▸ How to complete this task: Go through each line of the entries below and tally those containing the string "icon"; give only the total.

Segment Start: Records shown

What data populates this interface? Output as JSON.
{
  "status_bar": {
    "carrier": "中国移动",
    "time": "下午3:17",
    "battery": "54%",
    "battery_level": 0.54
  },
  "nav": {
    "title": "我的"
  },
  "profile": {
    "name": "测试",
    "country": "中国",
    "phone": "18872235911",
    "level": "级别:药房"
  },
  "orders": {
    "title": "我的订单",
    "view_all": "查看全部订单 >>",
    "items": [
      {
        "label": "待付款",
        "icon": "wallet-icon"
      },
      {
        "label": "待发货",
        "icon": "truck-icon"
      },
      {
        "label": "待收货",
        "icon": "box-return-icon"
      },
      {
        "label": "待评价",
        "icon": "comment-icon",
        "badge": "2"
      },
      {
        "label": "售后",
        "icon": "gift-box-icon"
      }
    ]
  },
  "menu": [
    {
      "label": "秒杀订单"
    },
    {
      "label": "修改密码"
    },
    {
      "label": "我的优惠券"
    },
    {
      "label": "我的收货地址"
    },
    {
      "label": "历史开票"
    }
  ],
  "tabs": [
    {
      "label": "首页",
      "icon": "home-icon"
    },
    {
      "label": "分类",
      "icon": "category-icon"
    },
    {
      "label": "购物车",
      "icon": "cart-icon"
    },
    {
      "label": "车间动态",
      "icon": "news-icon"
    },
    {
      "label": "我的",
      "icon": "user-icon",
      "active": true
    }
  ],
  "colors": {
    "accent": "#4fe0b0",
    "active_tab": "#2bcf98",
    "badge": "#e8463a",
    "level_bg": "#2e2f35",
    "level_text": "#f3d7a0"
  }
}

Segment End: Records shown

▸ Result: 10